=== Assignment ===
Would you count how many lines of the entries below include the word "title"? Give nothing but the number.
Data for analysis START
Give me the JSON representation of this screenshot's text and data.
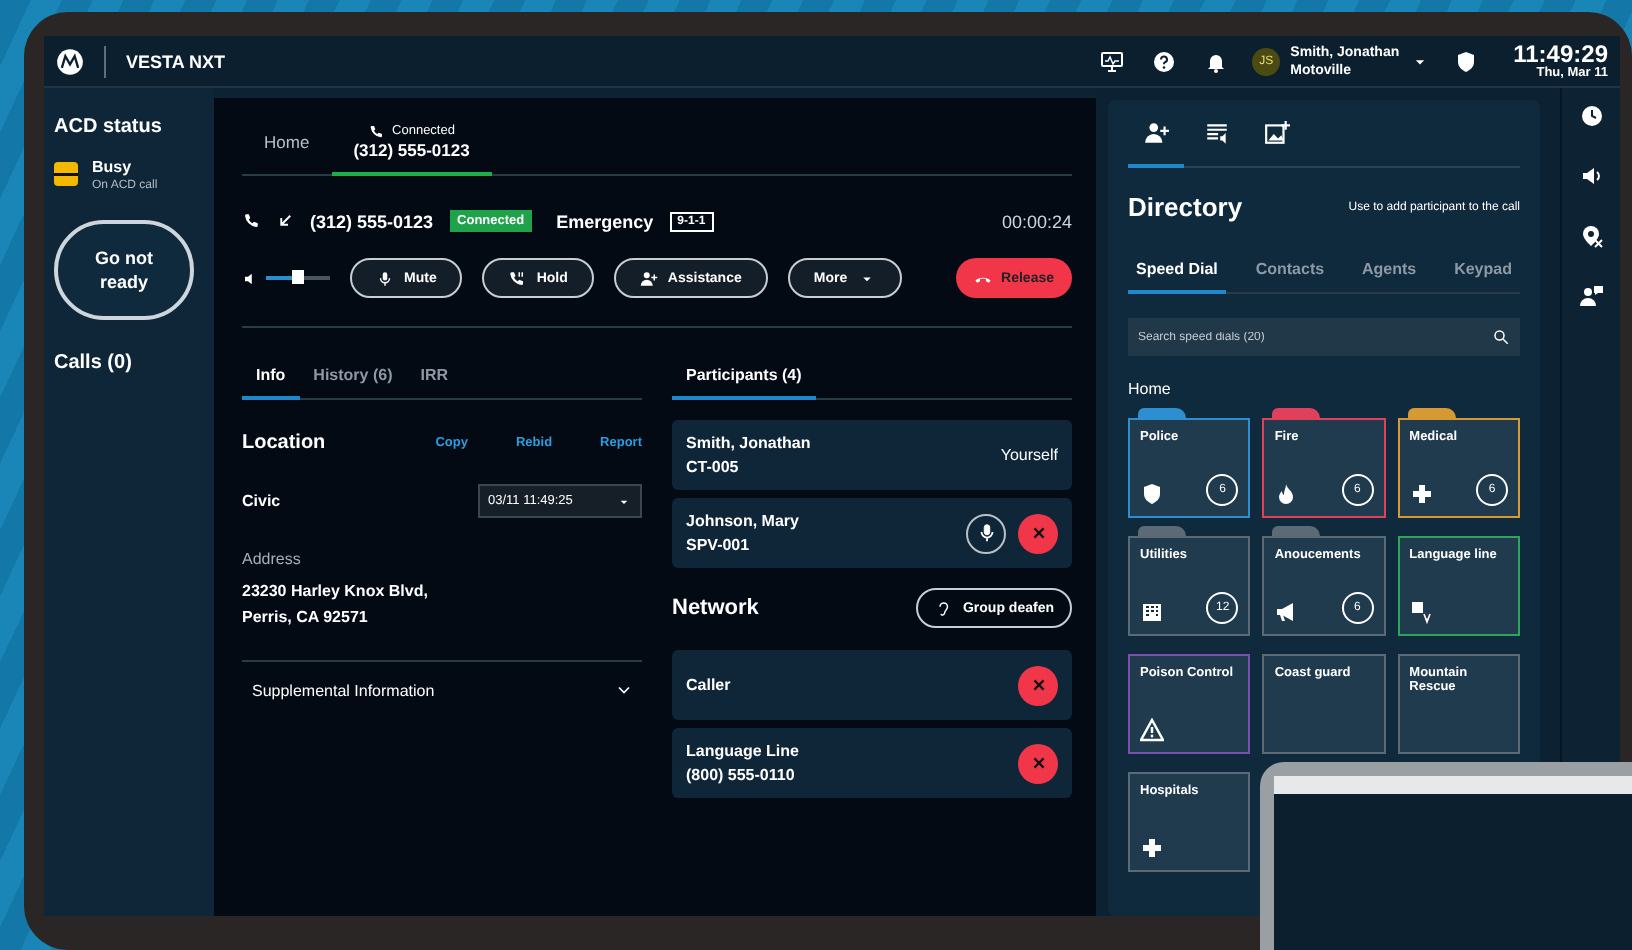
{
  "header": {
    "app_name": "VESTA NXT",
    "tools": [
      {
        "kind": "monitor"
      },
      {
        "kind": "help"
      },
      {
        "kind": "bell"
      }
    ],
    "user": {
      "initials": "JS",
      "name": "Smith, Jonathan",
      "location": "Motoville"
    },
    "time": "11:49:29",
    "date": "Thu, Mar 11"
  },
  "sidebar": {
    "title": "ACD status",
    "status": {
      "label": "Busy",
      "detail": "On ACD call"
    },
    "action": "Go not ready",
    "calls": "Calls (0)"
  },
  "call_tabs": [
    {
      "label": "Home",
      "selected": false
    },
    {
      "status": "Connected",
      "label": "(312) 555-0123",
      "selected": true
    }
  ],
  "call": {
    "number": "(312) 555-0123",
    "state": "Connected",
    "type": "Emergency",
    "code": "9-1-1",
    "timer": "00:00:24",
    "volume": {
      "level": 0.5
    }
  },
  "controls": [
    {
      "label": "Mute",
      "kind": "mic"
    },
    {
      "label": "Hold",
      "kind": "hold"
    },
    {
      "label": "Assistance",
      "kind": "add-person"
    },
    {
      "label": "More",
      "kind": "caret"
    }
  ],
  "release": "Release",
  "info_tabs": [
    {
      "label": "Info",
      "selected": true
    },
    {
      "label": "History (6)",
      "selected": false
    },
    {
      "label": "IRR",
      "selected": false
    }
  ],
  "location": {
    "title": "Location",
    "actions": [
      "Copy",
      "Rebid",
      "Report"
    ],
    "civic_label": "Civic",
    "timestamp": "03/11 11:49:25",
    "address_label": "Address",
    "address_lines": [
      "23230 Harley Knox Blvd,",
      "Perris, CA 92571"
    ],
    "supplemental": "Supplemental Information"
  },
  "participants": {
    "tab": "Participants (4)",
    "items": [
      {
        "name": "Smith, Jonathan",
        "id": "CT-005",
        "kind": "self",
        "note": "Yourself"
      },
      {
        "name": "Johnson, Mary",
        "id": "SPV-001",
        "kind": "remote"
      }
    ]
  },
  "network": {
    "title": "Network",
    "action": "Group deafen",
    "items": [
      {
        "name": "Caller"
      },
      {
        "name": "Language Line",
        "detail": "(800) 555-0110"
      }
    ]
  },
  "directory": {
    "tool_tabs": [
      {
        "kind": "add-person",
        "selected": true
      },
      {
        "kind": "list-audio",
        "selected": false
      },
      {
        "kind": "image-add",
        "selected": false
      }
    ],
    "title": "Directory",
    "hint": "Use to add participant to the call",
    "tabs": [
      {
        "label": "Speed Dial",
        "selected": true
      },
      {
        "label": "Contacts",
        "selected": false
      },
      {
        "label": "Agents",
        "selected": false
      },
      {
        "label": "Keypad",
        "selected": false
      }
    ],
    "search_placeholder": "Search speed dials (20)",
    "section": "Home",
    "tiles": [
      {
        "label": "Police",
        "kind": "shield",
        "count": "6",
        "folder": true,
        "color": "#2d8fd0"
      },
      {
        "label": "Fire",
        "kind": "flame",
        "count": "6",
        "folder": true,
        "color": "#e0405a"
      },
      {
        "label": "Medical",
        "kind": "cross",
        "count": "6",
        "folder": true,
        "color": "#d69a34"
      },
      {
        "label": "Utilities",
        "kind": "building",
        "count": "12",
        "folder": true,
        "color": "#5c6a78"
      },
      {
        "label": "Anoucements",
        "kind": "megaphone",
        "count": "6",
        "folder": true,
        "color": "#5c6a78"
      },
      {
        "label": "Language line",
        "kind": "translate",
        "folder": false,
        "color": "#2fa45a"
      },
      {
        "label": "Poison Control",
        "kind": "warning",
        "folder": false,
        "color": "#7a4fb0"
      },
      {
        "label": "Coast guard",
        "kind": "none",
        "folder": false,
        "color": "#5c6a78"
      },
      {
        "label": "Mountain Rescue",
        "kind": "none",
        "folder": false,
        "color": "#5c6a78"
      },
      {
        "label": "Hospitals",
        "kind": "cross",
        "folder": false,
        "color": "#5c6a78"
      }
    ]
  },
  "rail": [
    {
      "kind": "clock"
    },
    {
      "kind": "speaker"
    },
    {
      "kind": "location-off"
    },
    {
      "kind": "person-chat"
    }
  ]
}
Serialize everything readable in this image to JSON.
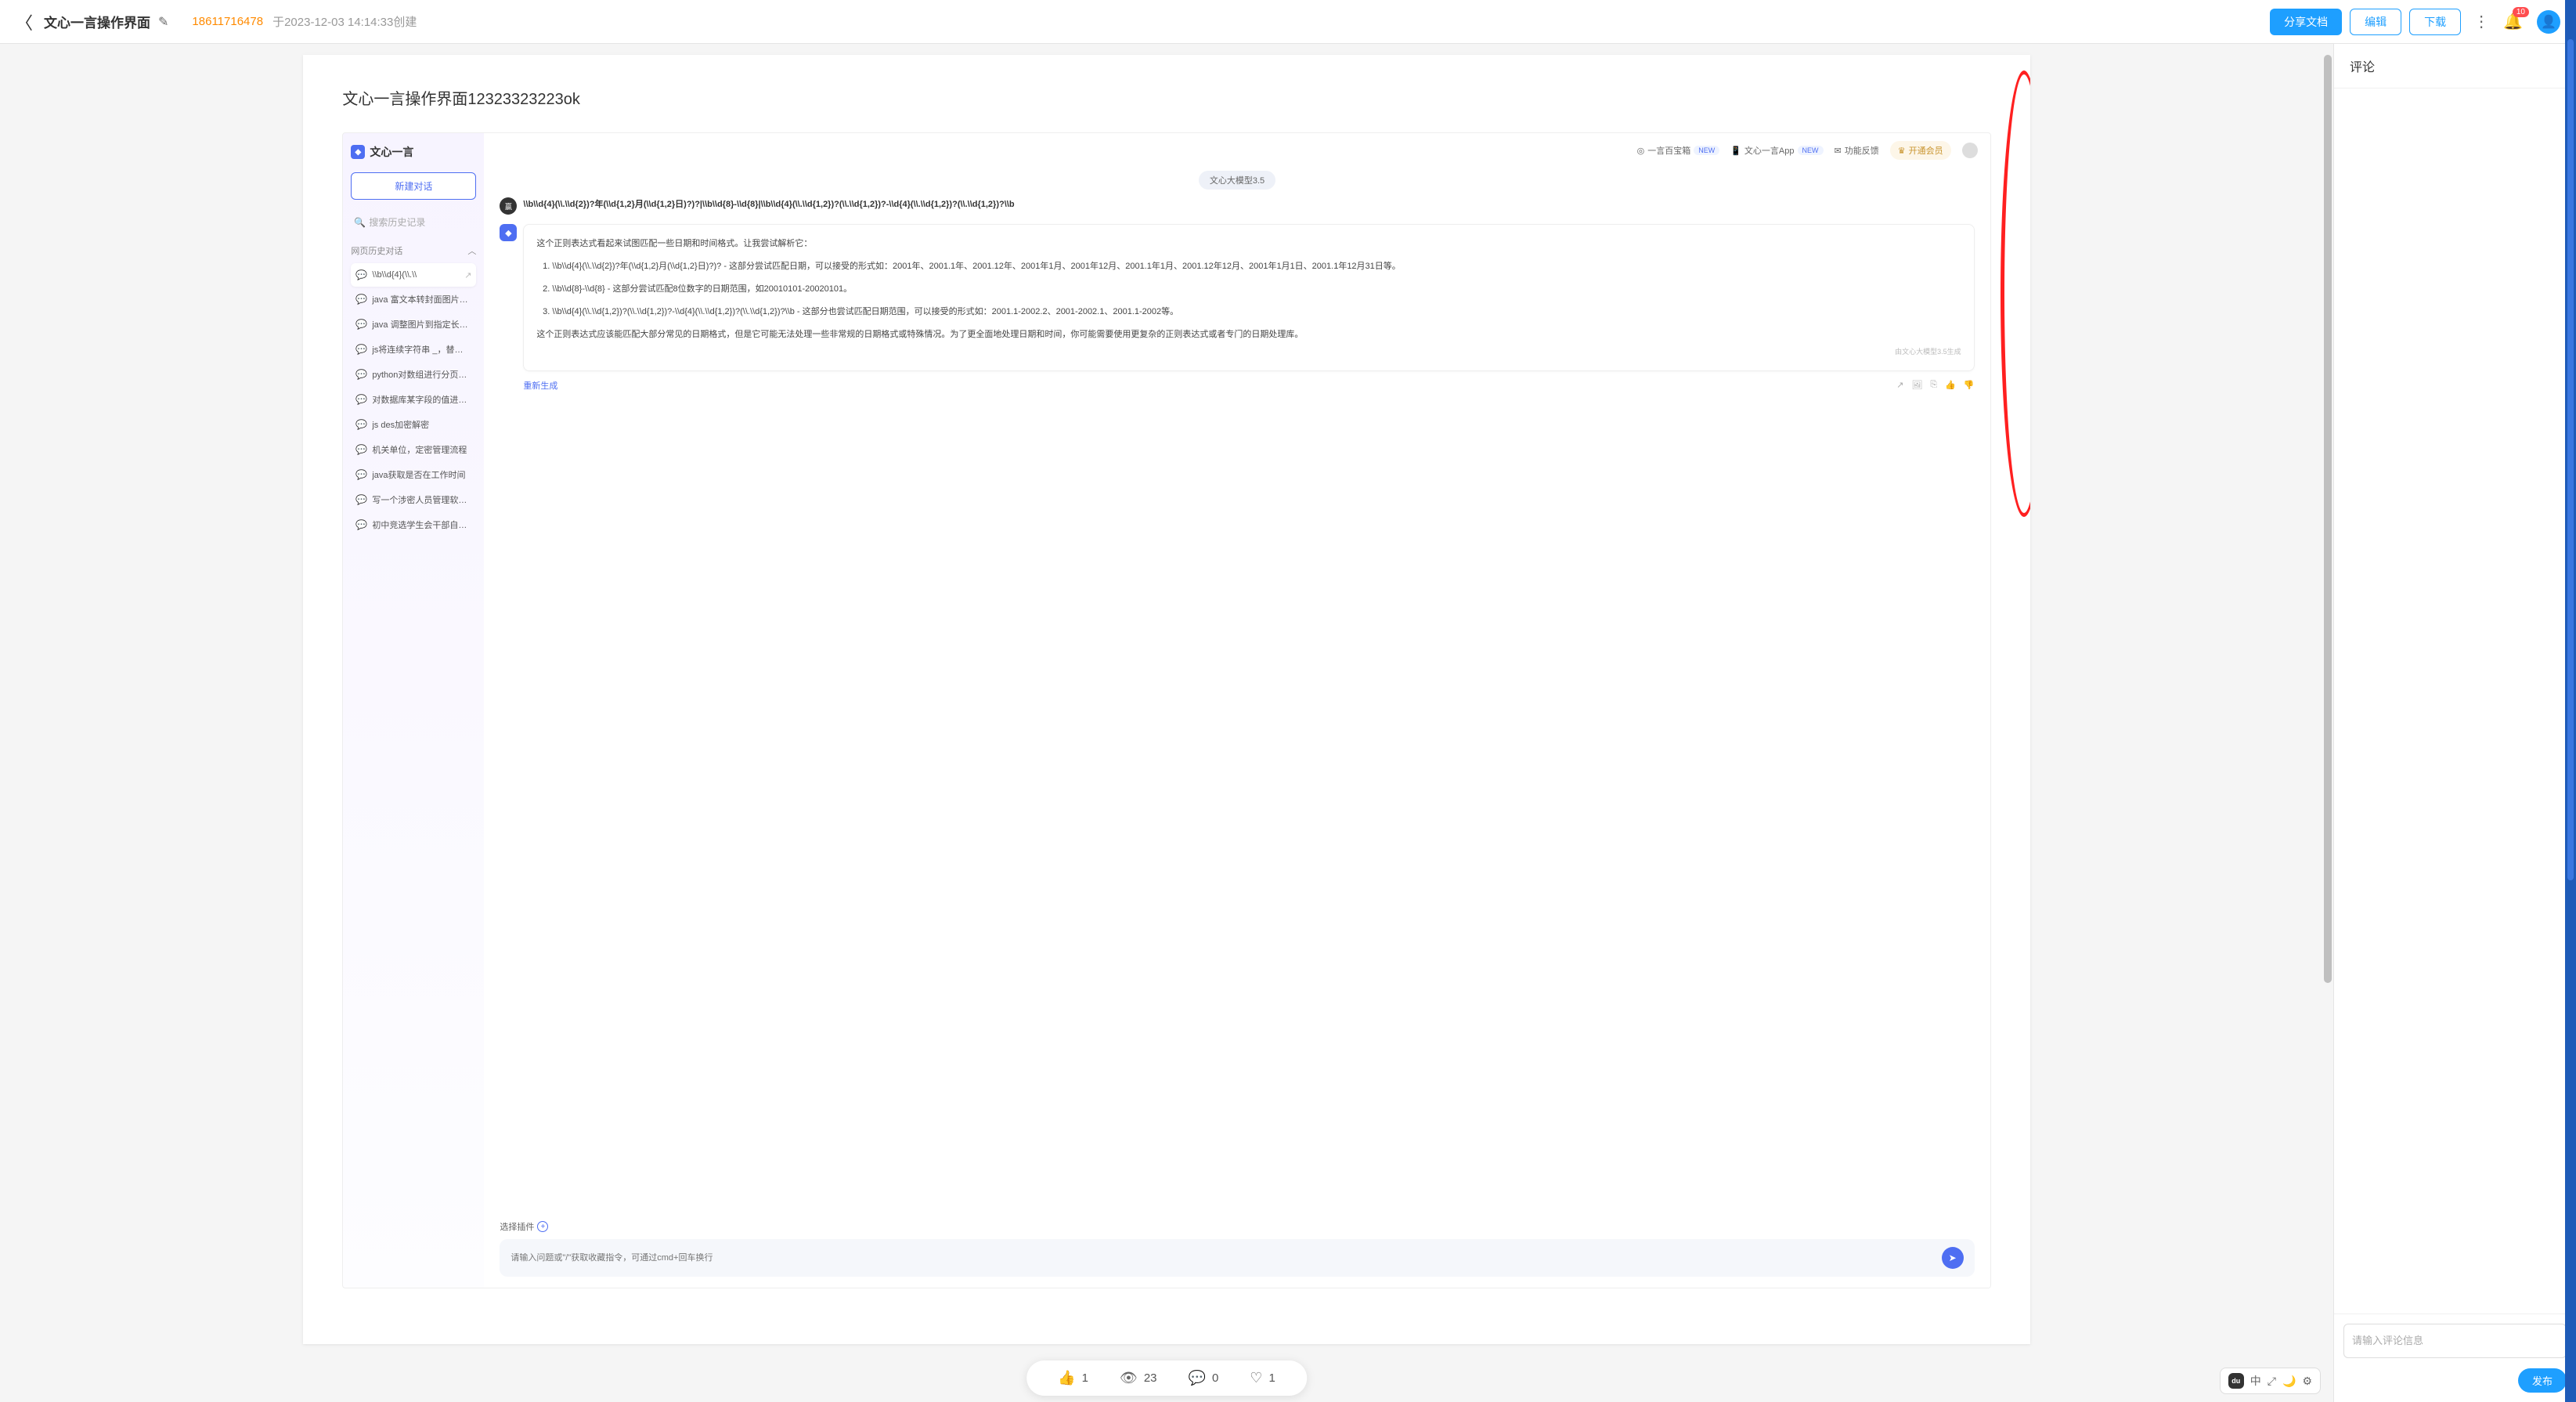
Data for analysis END
=== Answer to the problem ===
4